>>>>>

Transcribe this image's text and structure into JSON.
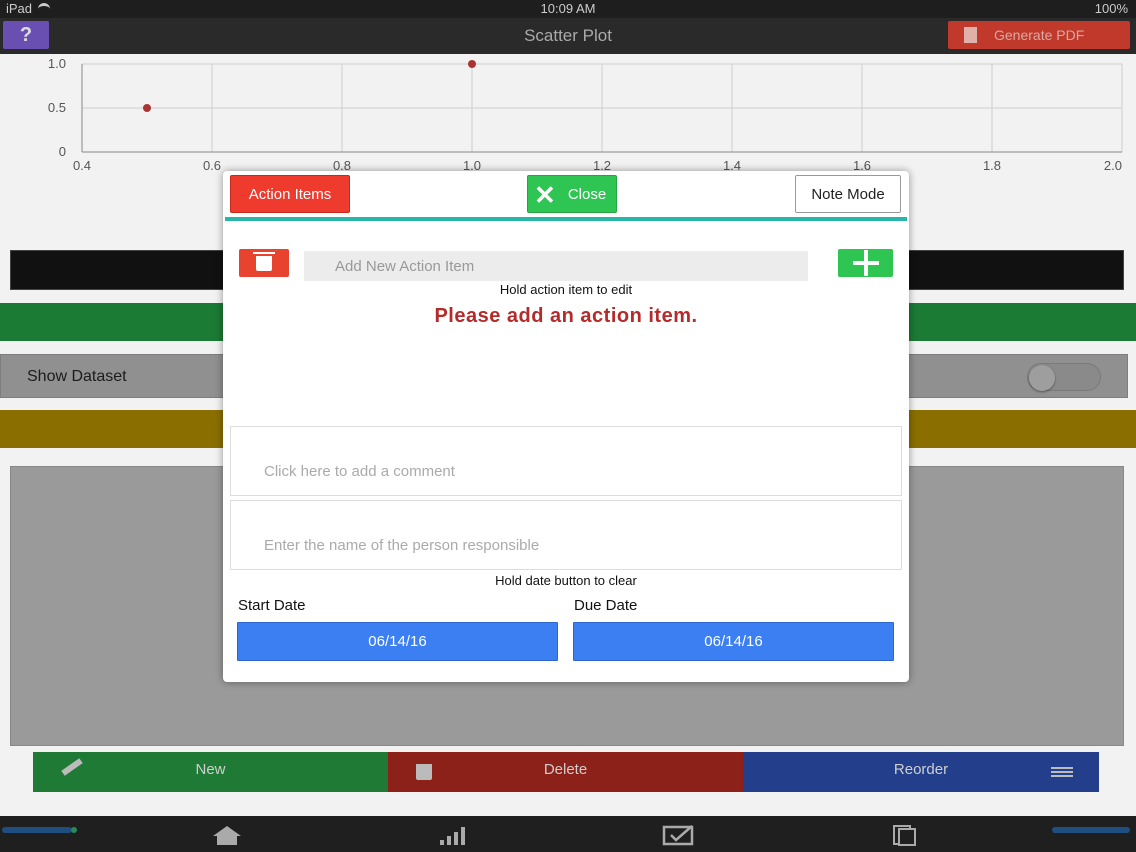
{
  "status_bar": {
    "carrier": "iPad",
    "time": "10:09 AM",
    "battery": "100%"
  },
  "nav": {
    "help_label": "?",
    "title": "Scatter Plot",
    "pdf_label": "Generate PDF"
  },
  "chart_data": {
    "type": "scatter",
    "x": [
      0.5,
      1.0
    ],
    "y": [
      0.5,
      1.0
    ],
    "xlim": [
      0.4,
      2.0
    ],
    "ylim": [
      0,
      1.0
    ],
    "x_ticks": [
      "0.4",
      "0.6",
      "0.8",
      "1.0",
      "1.2",
      "1.4",
      "1.6",
      "1.8",
      "2.0"
    ],
    "y_ticks": [
      "0",
      "0.5",
      "1.0"
    ],
    "grid": true,
    "point_color": "#a33"
  },
  "background": {
    "show_dataset_label": "Show Dataset",
    "buttons": {
      "new": "New",
      "delete": "Delete",
      "reorder": "Reorder"
    }
  },
  "tabs": [
    "home-icon",
    "bar-chart-icon",
    "checklist-icon",
    "documents-icon"
  ],
  "modal": {
    "action_items_label": "Action Items",
    "close_label": "Close",
    "note_mode_label": "Note Mode",
    "add_placeholder": "Add New Action Item",
    "hold_edit_hint": "Hold action item to edit",
    "empty_message": "Please add an action item.",
    "comment_placeholder": "Click here to add a comment",
    "person_placeholder": "Enter the name of the person responsible",
    "hold_date_hint": "Hold date button to clear",
    "start_date_label": "Start Date",
    "due_date_label": "Due Date",
    "start_date_value": "06/14/16",
    "due_date_value": "06/14/16"
  },
  "colors": {
    "danger": "#ef3a2e",
    "success": "#2fc553",
    "primary": "#3b7ff2",
    "accent_line": "#2ab5a9"
  }
}
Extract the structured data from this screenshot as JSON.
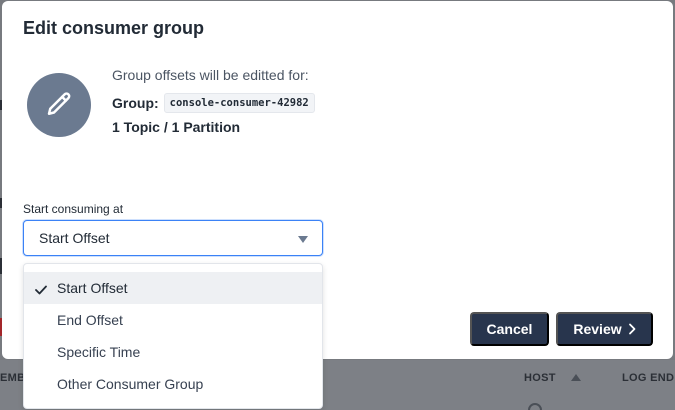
{
  "background": {
    "columns": [
      "EMBE",
      "HOST",
      "LOG END"
    ]
  },
  "modal": {
    "title": "Edit consumer group",
    "info_line": "Group offsets will be editted for:",
    "group_label": "Group:",
    "group_name": "console-consumer-42982",
    "topic_summary": "1 Topic / 1 Partition",
    "avatar_icon": "pencil-icon",
    "field_label": "Start consuming at",
    "selected_value": "Start Offset",
    "options": [
      {
        "label": "Start Offset",
        "selected": true
      },
      {
        "label": "End Offset",
        "selected": false
      },
      {
        "label": "Specific Time",
        "selected": false
      },
      {
        "label": "Other Consumer Group",
        "selected": false
      }
    ],
    "cancel_label": "Cancel",
    "review_label": "Review"
  },
  "colors": {
    "primary_button": "#28354d",
    "focus_border": "#3b82f6",
    "avatar": "#6b7a90"
  }
}
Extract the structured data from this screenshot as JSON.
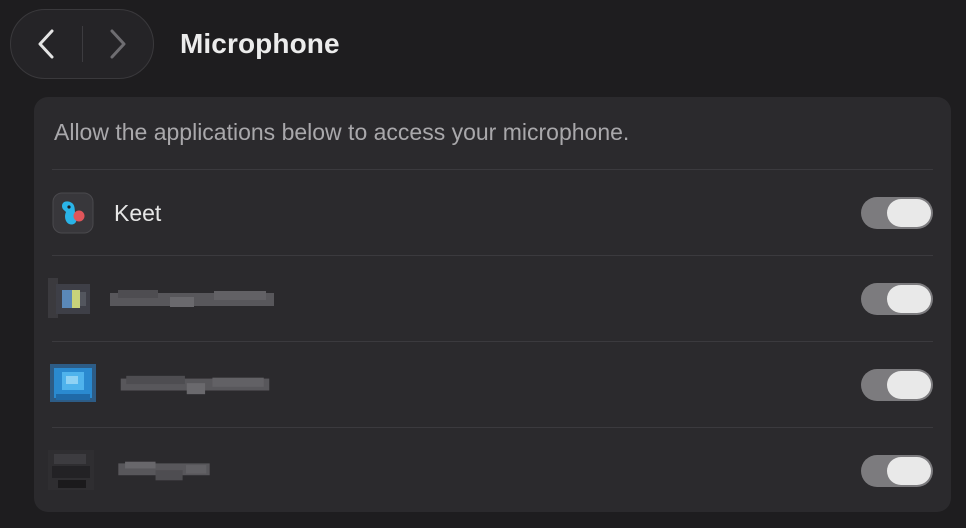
{
  "toolbar": {
    "title": "Microphone",
    "back_icon": "chevron-left-icon",
    "forward_icon": "chevron-right-icon"
  },
  "panel": {
    "description": "Allow the applications below to access your microphone."
  },
  "apps": [
    {
      "name": "Keet",
      "enabled": true,
      "icon": "keet-parrot-icon"
    },
    {
      "name": "",
      "enabled": true,
      "icon": "redacted-app-icon"
    },
    {
      "name": "",
      "enabled": true,
      "icon": "redacted-app-icon"
    },
    {
      "name": "",
      "enabled": true,
      "icon": "redacted-app-icon"
    }
  ],
  "colors": {
    "background": "#1e1d1f",
    "panel": "#2b2a2d",
    "toggle_track": "#7c7b7e",
    "toggle_knob": "#e9e9e9",
    "keet_blue": "#2ab4e8",
    "keet_red": "#e0555a"
  }
}
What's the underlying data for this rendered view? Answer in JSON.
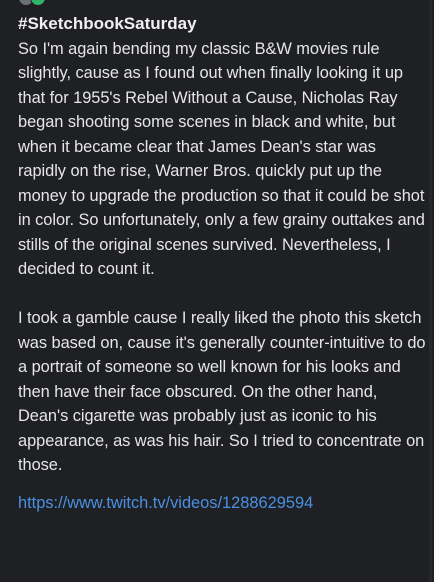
{
  "post": {
    "hashtag": "#SketchbookSaturday",
    "paragraph_1": "So I'm again bending my classic B&W movies rule slightly, cause as I found out when finally looking it up that for 1955's Rebel Without a Cause, Nicholas Ray began shooting some scenes in black and white, but when it became clear that James Dean's star was rapidly on the rise, Warner Bros. quickly put up the money to upgrade the production so that it could be shot in color. So unfortunately, only a few grainy outtakes and stills of the original scenes survived. Nevertheless, I decided to count it.",
    "paragraph_2": "I took a gamble cause I really liked the photo this sketch was based on, cause it's generally counter-intuitive to do a portrait of someone so well known for his looks and then have their face obscured. On the other hand, Dean's cigarette was probably just as iconic to his appearance, as was his hair. So I tried to concentrate on those.",
    "link_text": "https://www.twitch.tv/videos/1288629594",
    "link_href": "https://www.twitch.tv/videos/1288629594"
  },
  "colors": {
    "background": "#1f2023",
    "text": "#e6e6e6",
    "link": "#4a90e2"
  }
}
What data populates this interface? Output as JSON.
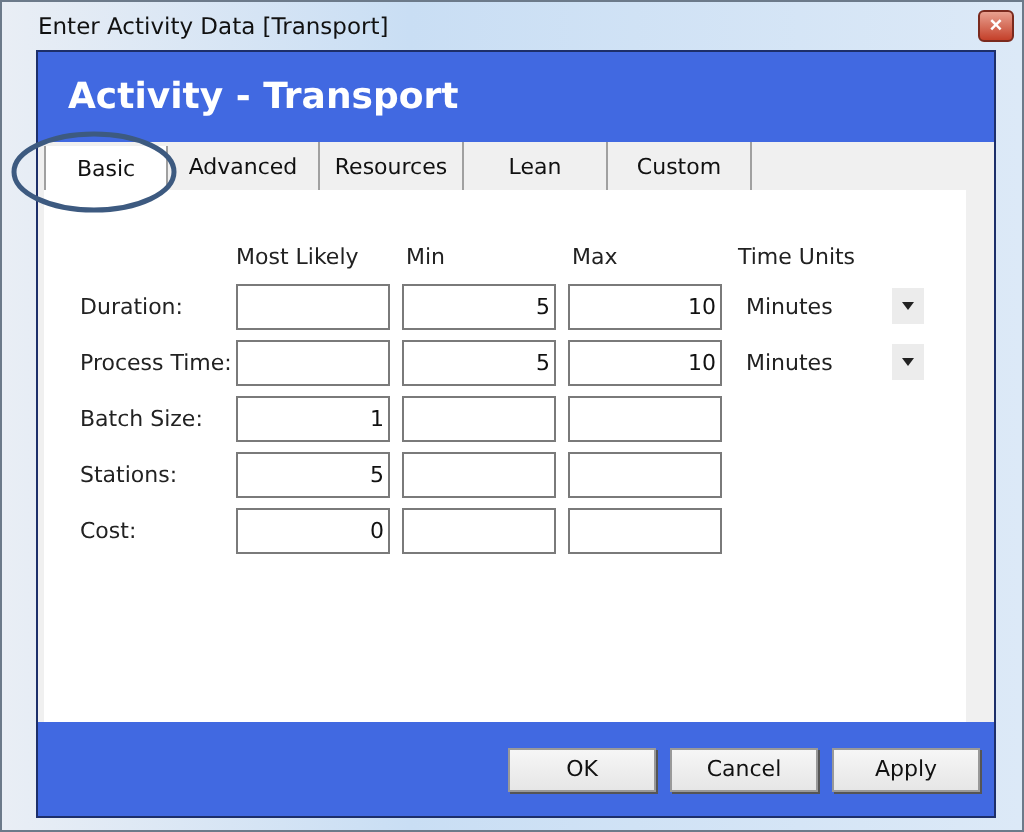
{
  "window": {
    "title": "Enter Activity Data [Transport]",
    "close": "×"
  },
  "header": {
    "title": "Activity - Transport"
  },
  "tabs": [
    {
      "label": "Basic",
      "selected": true
    },
    {
      "label": "Advanced",
      "selected": false
    },
    {
      "label": "Resources",
      "selected": false
    },
    {
      "label": "Lean",
      "selected": false
    },
    {
      "label": "Custom",
      "selected": false
    }
  ],
  "columns": [
    "Most Likely",
    "Min",
    "Max",
    "Time Units"
  ],
  "rows": [
    {
      "label": "Duration:",
      "min": "5",
      "max": "10",
      "time_units": "Minutes"
    },
    {
      "label": "Process Time:",
      "min": "5",
      "max": "10",
      "time_units": "Minutes"
    },
    {
      "label": "Batch Size:",
      "most_likely": "1"
    },
    {
      "label": "Stations:",
      "most_likely": "5"
    },
    {
      "label": "Cost:",
      "most_likely": "0"
    }
  ],
  "buttons": [
    "OK",
    "Cancel",
    "Apply"
  ]
}
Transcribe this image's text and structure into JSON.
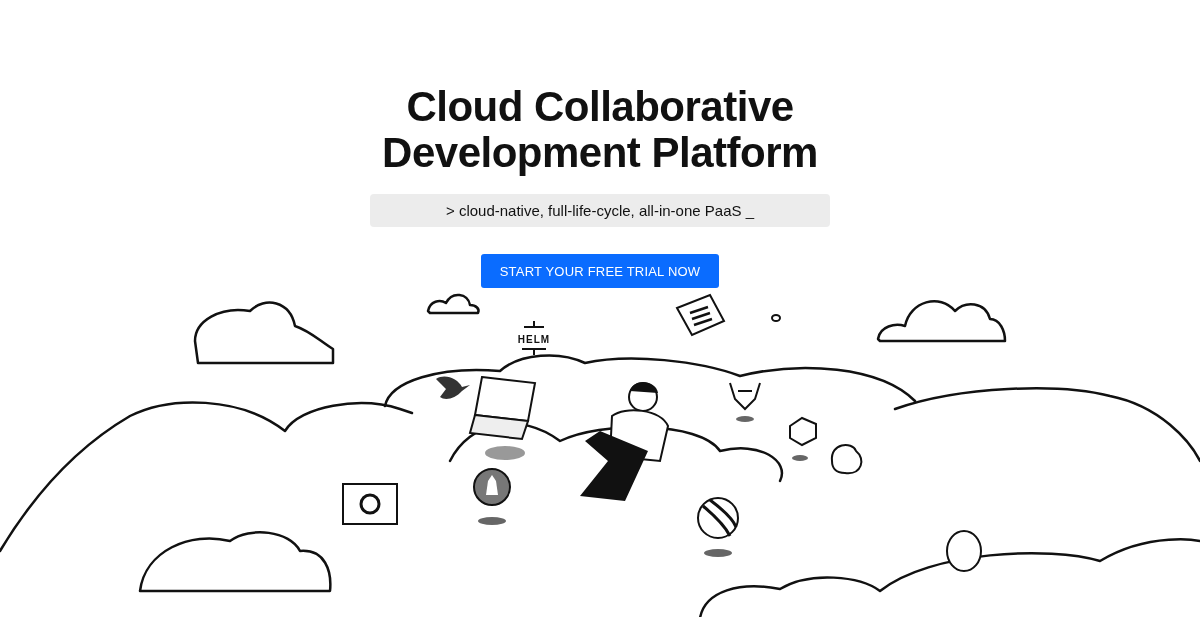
{
  "hero": {
    "title": "Cloud Collaborative Development Platform",
    "tagline": "> cloud-native, full-life-cycle, all-in-one PaaS _",
    "cta_button": "START YOUR FREE TRIAL NOW"
  },
  "illustration": {
    "logo_label": "HELM"
  }
}
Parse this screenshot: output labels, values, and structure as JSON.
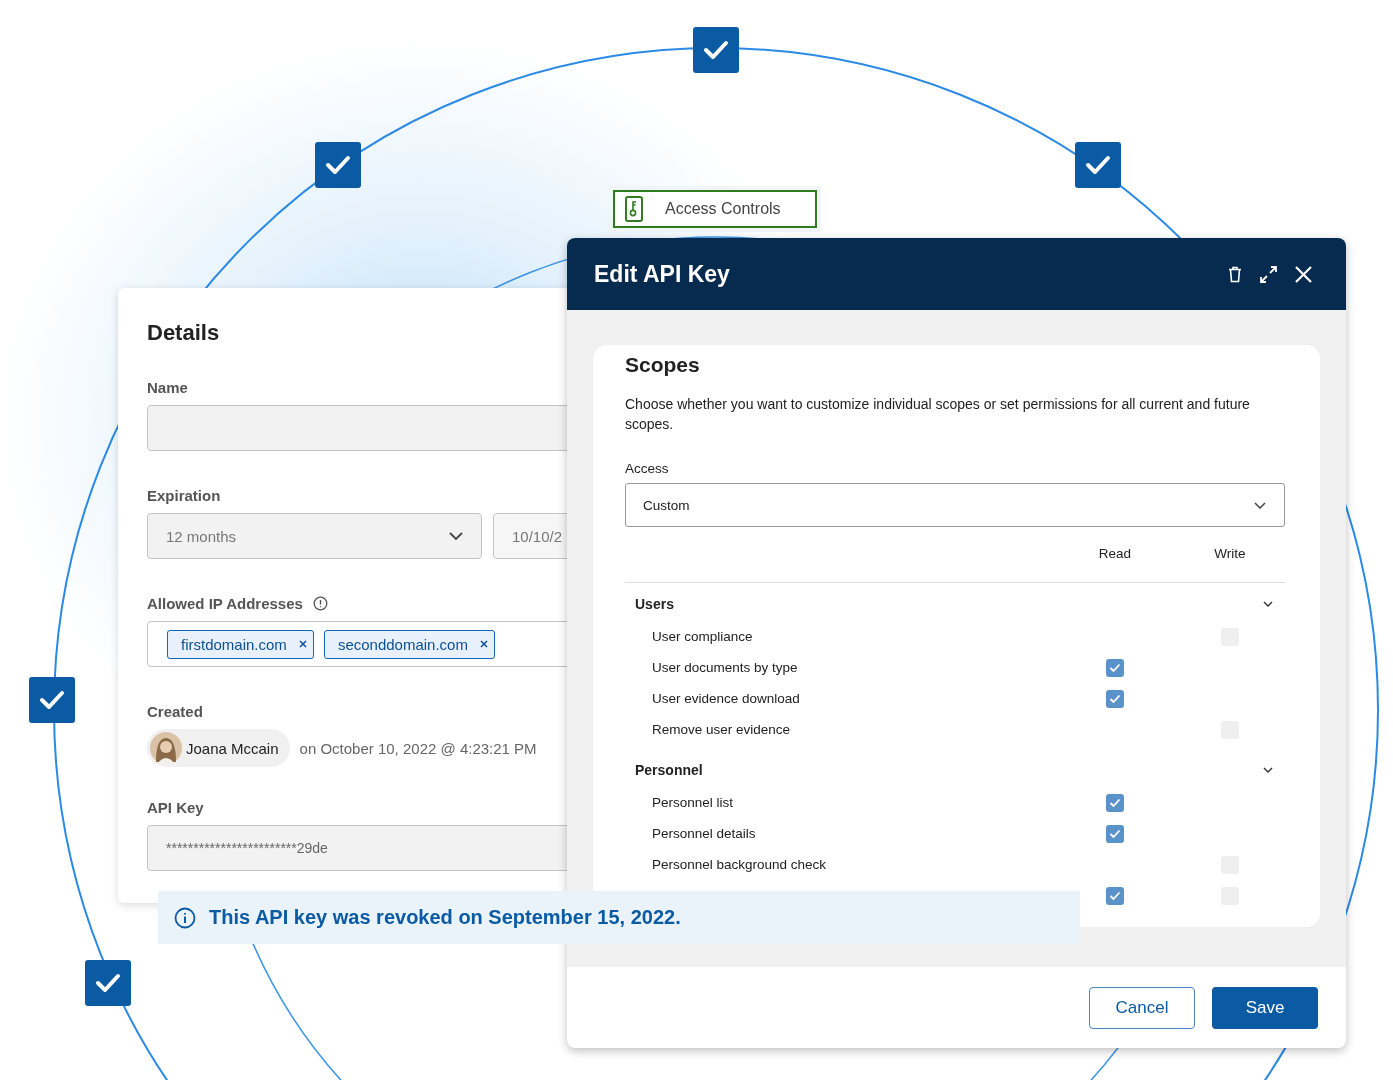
{
  "tag": {
    "label": "Access Controls"
  },
  "details": {
    "title": "Details",
    "name": {
      "label": "Name"
    },
    "expiration": {
      "label": "Expiration",
      "period": "12 months",
      "date": "10/10/2"
    },
    "allowed_ips": {
      "label": "Allowed IP Addresses",
      "tags": [
        "firstdomain.com",
        "seconddomain.com"
      ]
    },
    "created": {
      "label": "Created",
      "user": "Joana Mccain",
      "timestamp": "on October 10, 2022 @ 4:23:21 PM"
    },
    "api_key": {
      "label": "API Key",
      "value": "************************29de"
    }
  },
  "modal": {
    "title": "Edit API Key",
    "scopes": {
      "title": "Scopes",
      "description": "Choose whether you want to customize individual scopes or set permissions for all current and future scopes.",
      "access_label": "Access",
      "access_value": "Custom",
      "columns": [
        "Read",
        "Write"
      ],
      "groups": [
        {
          "name": "Users",
          "expanded": true,
          "items": [
            {
              "label": "User compliance",
              "write": false
            },
            {
              "label": "User documents by type",
              "read": true
            },
            {
              "label": "User evidence download",
              "read": true
            },
            {
              "label": "Remove user evidence",
              "write": false
            }
          ]
        },
        {
          "name": "Personnel",
          "expanded": true,
          "items": [
            {
              "label": "Personnel list",
              "read": true
            },
            {
              "label": "Personnel details",
              "read": true
            },
            {
              "label": "Personnel background check",
              "write": false
            },
            {
              "read": true,
              "write": false
            }
          ]
        }
      ]
    },
    "buttons": [
      {
        "label": "Cancel",
        "kind": "secondary"
      },
      {
        "label": "Save",
        "kind": "primary"
      }
    ]
  },
  "banner": {
    "text": "This API key was revoked on September 15, 2022."
  }
}
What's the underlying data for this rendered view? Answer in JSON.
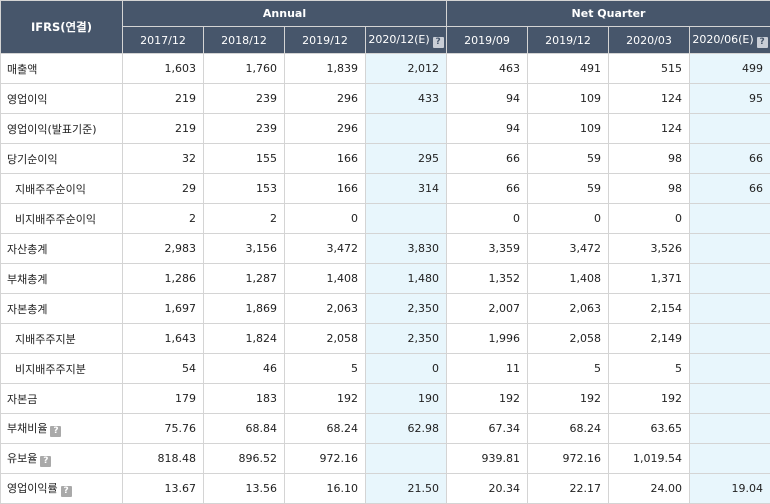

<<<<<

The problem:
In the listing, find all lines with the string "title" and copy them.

Reply:
    "title": "Scatter Plot",
    "title": "Edit consumer group",
    "title": "Microphone",
    "title": "Enter Activity Data [Transport]",
    "title": "Activity - Transport"
    "title": "Cloud Collaborative Development Platform",
    "title": "Details",
    "title": "Edit API Key",
      "title": "Scopes",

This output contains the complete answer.